The city of Marquette targets mountain bikers and, yes, surfers. Alpena promotes shipwreck diving, Tawas provides ideal winds for kiteboarders. If Grand Rapids can gain the necessary federal approvals, changes to the downtown portion of the Grand River could result in $16 to $19 million in annual economic impact from water tourism.
By Charlotte Wilson
When I travel, I’m always on the lookout for examples of good planning. While visiting in Davis, CA I spotted an innovative low-impact development drain and a parklet created by three businesses in parking spaces they licensed from the city. (Click on images to enlarge them).
By Ben Carlisle and Paul Montagno
Many of our readers are members of the American Planning Association (APA) and its state chapter, the Michigan Association of Planning (MAP). Carlisle/Wortman Associates’ commitment to these two organizations runs deep. We have three former MAP presidents on our staff * and Ben Carlisle is an elected member of the national AICP Commission, which oversees the American Institute of Certified Planners.

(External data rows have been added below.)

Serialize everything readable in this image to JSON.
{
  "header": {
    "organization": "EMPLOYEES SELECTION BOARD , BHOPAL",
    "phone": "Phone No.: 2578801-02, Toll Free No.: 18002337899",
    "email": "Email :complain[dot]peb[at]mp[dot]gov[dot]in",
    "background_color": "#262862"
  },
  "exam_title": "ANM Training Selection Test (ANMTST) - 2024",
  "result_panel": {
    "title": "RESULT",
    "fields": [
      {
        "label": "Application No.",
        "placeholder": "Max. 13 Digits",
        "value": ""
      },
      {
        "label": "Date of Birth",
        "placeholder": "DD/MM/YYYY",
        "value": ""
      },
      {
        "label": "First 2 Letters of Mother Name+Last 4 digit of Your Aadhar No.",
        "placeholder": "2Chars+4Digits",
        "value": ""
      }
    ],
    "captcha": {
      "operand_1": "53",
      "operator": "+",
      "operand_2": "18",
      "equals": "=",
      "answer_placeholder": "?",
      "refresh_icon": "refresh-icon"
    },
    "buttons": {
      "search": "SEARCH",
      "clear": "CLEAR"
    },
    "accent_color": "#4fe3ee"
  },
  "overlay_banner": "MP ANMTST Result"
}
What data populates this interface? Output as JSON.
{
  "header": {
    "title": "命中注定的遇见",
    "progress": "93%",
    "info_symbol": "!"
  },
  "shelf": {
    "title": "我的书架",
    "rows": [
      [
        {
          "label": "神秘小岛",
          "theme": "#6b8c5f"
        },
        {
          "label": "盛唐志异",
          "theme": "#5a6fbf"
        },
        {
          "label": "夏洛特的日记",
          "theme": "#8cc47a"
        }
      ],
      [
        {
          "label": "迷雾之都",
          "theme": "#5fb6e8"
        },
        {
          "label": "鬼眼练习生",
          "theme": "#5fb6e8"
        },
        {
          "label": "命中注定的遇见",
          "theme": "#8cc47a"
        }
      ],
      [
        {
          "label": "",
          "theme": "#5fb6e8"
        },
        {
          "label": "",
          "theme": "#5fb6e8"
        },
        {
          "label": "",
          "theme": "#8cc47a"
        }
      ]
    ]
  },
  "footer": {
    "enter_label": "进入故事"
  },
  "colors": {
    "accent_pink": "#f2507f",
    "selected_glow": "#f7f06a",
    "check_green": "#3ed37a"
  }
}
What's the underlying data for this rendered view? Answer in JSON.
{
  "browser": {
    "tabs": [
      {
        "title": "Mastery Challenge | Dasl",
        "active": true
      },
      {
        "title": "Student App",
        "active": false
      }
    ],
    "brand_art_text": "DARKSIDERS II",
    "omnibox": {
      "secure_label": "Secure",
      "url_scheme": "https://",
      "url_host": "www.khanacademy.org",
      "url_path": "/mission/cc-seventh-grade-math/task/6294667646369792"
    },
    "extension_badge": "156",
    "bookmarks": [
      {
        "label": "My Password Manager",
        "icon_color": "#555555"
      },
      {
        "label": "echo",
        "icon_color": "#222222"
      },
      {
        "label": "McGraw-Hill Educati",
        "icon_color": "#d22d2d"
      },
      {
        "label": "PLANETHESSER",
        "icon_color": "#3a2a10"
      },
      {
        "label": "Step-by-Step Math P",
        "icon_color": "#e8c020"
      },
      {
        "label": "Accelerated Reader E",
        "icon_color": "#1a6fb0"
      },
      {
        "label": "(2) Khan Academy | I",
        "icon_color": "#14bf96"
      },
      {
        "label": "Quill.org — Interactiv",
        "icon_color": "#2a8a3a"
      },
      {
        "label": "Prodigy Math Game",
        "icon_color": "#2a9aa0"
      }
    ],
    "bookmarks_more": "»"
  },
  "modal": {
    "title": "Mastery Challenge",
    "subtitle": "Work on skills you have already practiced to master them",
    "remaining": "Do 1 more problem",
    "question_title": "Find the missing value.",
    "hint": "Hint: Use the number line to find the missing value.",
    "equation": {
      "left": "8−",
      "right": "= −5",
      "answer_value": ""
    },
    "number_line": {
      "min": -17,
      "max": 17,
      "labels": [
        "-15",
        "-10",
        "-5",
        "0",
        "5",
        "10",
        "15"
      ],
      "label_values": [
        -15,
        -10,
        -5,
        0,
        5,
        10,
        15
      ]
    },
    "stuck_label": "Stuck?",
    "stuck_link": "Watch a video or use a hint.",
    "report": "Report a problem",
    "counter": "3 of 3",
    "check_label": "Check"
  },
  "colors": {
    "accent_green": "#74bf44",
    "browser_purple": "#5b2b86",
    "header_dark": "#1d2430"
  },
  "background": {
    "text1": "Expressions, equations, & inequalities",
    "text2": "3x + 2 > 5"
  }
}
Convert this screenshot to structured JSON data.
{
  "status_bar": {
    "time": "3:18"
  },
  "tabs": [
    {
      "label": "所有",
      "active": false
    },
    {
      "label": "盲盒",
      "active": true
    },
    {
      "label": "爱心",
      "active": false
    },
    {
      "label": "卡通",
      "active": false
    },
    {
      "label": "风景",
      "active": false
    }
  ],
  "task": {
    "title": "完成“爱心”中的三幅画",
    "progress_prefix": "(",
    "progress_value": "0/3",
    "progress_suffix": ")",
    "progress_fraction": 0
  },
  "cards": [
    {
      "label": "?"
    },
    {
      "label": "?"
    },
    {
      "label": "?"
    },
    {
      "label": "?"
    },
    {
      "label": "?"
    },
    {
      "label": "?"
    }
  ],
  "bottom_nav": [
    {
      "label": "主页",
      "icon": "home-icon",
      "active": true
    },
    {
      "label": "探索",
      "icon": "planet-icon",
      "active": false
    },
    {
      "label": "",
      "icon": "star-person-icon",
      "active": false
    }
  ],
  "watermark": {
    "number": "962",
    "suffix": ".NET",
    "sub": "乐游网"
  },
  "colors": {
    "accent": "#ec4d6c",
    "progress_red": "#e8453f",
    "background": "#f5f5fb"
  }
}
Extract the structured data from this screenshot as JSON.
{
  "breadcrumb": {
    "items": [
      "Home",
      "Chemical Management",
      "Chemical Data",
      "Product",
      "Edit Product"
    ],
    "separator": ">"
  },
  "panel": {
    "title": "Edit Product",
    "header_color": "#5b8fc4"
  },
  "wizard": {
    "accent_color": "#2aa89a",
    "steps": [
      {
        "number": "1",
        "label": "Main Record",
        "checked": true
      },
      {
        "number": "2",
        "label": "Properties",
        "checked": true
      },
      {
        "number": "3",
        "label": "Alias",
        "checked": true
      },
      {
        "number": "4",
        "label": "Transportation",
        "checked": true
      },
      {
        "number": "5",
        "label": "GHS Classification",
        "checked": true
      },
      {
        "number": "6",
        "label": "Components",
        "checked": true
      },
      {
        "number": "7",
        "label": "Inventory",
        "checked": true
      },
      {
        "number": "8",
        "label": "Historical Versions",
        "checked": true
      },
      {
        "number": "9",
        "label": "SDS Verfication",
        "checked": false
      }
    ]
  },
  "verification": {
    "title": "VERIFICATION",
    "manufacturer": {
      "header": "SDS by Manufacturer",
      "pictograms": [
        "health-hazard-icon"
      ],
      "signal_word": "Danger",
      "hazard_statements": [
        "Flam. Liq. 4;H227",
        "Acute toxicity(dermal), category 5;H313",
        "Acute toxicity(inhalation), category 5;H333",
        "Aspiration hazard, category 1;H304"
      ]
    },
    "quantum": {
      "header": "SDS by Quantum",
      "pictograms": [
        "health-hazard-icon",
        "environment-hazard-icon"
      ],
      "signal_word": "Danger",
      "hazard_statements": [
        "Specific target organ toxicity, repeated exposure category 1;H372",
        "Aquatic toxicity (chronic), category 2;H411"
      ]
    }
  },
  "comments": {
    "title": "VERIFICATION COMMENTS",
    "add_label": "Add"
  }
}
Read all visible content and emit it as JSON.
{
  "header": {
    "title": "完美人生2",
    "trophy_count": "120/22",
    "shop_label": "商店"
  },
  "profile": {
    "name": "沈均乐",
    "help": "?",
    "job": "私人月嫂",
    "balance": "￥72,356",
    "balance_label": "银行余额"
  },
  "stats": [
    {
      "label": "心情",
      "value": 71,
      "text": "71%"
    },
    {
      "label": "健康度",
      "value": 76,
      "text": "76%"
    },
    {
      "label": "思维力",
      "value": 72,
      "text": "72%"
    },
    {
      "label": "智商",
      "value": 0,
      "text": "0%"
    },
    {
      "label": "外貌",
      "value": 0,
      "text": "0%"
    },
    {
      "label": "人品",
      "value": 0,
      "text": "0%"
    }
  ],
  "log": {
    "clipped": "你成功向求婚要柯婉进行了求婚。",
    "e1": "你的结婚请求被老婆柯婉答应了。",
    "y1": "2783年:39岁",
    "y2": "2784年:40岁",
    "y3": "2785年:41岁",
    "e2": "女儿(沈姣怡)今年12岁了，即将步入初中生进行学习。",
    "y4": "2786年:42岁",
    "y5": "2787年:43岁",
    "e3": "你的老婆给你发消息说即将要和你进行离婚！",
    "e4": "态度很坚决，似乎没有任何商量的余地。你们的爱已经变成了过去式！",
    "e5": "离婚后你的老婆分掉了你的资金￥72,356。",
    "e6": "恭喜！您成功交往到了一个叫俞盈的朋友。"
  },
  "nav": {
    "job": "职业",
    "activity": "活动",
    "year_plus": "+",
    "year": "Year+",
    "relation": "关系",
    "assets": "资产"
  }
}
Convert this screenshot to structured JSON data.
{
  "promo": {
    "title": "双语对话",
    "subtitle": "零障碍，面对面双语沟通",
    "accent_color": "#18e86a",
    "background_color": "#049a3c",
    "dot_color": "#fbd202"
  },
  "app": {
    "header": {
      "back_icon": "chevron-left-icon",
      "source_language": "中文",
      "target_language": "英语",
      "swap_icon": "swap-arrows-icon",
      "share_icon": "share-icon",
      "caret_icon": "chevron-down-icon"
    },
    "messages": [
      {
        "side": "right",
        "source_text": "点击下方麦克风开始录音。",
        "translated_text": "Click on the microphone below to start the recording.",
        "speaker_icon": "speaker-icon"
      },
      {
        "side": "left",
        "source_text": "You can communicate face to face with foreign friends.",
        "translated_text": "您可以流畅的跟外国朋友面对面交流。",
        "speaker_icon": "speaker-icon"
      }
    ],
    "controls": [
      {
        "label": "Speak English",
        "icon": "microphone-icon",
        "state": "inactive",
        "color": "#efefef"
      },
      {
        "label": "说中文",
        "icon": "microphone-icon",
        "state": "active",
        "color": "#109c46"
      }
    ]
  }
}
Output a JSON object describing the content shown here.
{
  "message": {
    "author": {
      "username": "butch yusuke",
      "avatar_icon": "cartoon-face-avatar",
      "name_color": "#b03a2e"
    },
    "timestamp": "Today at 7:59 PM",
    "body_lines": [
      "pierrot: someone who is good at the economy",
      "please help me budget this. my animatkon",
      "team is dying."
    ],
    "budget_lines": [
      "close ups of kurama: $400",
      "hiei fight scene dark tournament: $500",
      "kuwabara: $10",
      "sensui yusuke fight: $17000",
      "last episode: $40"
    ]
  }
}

Naturally, then, we encourage you to join or maintain your memberships in both organizations. But don’t just take our word for it – the benefits are real and speak for themselves.
As planners, we’re keenly interested in new ideas and fresh approaches. APA delivers with its valuable monthly magazine, Planning, and 21 divisions which you can join, offering themes as diverse as hazard mitigation, regional planning, housing and new urbanism. APA has a library of reference papers and books and offer free photos taken by planners that you can use in presentations, proposals and publications. Check out their communications training guide.
Certification through APA has tangible benefits. The most recent APA/AICP survey shows that certified planners earn more than noncertified planners, even when experience and responsibility are considered. Certification also puts planners on equal footing with the architects, engineers, and other credentialed professionals with whom they work and compete.
If you’re a professional planner and a member of APA, you automatically belong to MAP. MAP also offers communities group memberships for their planning commissioners and elected officials. Anyone can join MAP for $60 per year.
Do your planning commissioners or zoning board members know what they need to know to keep your community out of trouble? MAP brings the training to you. MAP also has a planning library, publishes a regular newsletter and an e-newsletter. Learn at the annual conference in Kalamazoo, October 26-29, both in the conference sessions and a generous set of peer to peer networking opportunities. AICPs can earn continuing education credits at MAP conference sessions.
You can enhance the long-term benefits of membership if you give back a little to your profession. Teaching children about planning today will give tomorrow’s planners a supportive, knowledgeable constituency.
Join APA’s planners advocacy network or legislative action center to learn to influence federal and state officials and agencies.
Association membership is like a gym membership. It only works if you use it. Both APA and MAP offer an array of benefits you can use to improve yourself and your community.